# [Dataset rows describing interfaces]
========================================================================
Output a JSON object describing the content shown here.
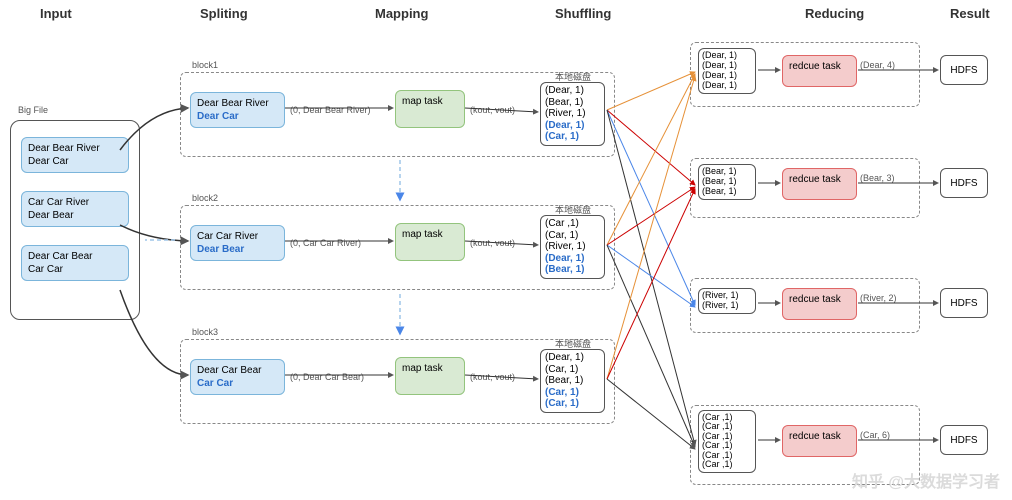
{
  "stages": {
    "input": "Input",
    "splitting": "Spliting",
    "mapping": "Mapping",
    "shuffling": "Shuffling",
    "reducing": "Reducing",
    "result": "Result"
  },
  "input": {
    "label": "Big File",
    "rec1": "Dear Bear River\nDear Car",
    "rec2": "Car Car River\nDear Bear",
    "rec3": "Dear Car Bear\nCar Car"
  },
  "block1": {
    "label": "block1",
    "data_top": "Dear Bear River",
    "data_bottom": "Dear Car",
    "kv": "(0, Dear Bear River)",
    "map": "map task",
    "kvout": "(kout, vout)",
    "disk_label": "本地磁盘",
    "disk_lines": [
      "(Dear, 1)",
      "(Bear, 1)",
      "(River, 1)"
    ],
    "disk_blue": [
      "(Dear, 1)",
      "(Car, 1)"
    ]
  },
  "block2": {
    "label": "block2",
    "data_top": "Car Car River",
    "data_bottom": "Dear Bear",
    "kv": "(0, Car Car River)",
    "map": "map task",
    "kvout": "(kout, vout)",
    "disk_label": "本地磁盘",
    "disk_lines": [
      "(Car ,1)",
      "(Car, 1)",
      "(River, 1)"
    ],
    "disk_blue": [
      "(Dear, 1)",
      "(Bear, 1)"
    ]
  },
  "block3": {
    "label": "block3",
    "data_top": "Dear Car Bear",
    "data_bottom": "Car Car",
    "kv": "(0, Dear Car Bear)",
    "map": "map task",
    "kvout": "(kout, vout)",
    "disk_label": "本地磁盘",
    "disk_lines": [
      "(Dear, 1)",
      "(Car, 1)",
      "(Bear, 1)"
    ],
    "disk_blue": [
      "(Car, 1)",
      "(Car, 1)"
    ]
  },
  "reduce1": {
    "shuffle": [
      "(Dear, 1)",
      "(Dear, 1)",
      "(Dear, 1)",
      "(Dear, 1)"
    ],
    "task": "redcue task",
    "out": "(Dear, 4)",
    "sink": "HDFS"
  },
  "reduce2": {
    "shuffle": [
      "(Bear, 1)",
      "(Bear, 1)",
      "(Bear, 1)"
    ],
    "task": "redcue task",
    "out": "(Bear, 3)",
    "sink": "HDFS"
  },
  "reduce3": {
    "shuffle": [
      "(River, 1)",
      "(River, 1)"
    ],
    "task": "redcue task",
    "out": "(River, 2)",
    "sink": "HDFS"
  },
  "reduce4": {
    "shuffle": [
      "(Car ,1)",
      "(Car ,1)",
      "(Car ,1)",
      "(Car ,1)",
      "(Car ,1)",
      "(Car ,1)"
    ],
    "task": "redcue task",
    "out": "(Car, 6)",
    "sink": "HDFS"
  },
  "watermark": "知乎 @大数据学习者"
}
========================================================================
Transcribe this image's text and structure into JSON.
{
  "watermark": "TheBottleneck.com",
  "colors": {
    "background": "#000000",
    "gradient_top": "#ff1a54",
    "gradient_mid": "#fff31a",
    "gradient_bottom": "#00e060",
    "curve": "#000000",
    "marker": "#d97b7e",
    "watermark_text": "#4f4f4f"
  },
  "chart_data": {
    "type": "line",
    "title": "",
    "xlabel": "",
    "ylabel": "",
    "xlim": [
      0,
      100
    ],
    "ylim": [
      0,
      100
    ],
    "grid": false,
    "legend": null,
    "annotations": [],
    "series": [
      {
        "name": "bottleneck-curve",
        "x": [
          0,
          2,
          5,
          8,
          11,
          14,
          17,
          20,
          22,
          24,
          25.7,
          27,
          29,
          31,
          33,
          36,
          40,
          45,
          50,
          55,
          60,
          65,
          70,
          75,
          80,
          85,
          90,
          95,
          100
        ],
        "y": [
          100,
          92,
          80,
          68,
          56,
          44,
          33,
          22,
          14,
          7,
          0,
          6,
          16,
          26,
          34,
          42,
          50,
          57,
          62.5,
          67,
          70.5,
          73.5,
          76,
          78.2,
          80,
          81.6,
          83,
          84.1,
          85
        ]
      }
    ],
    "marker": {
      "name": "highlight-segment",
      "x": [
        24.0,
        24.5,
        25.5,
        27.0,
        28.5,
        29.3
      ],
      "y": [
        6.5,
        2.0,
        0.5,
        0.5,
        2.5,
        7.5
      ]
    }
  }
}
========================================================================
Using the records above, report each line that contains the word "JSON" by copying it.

# [Solution to this problem]
Output a JSON object describing the content shown here.
Transcribe this image's text and structure into JSON.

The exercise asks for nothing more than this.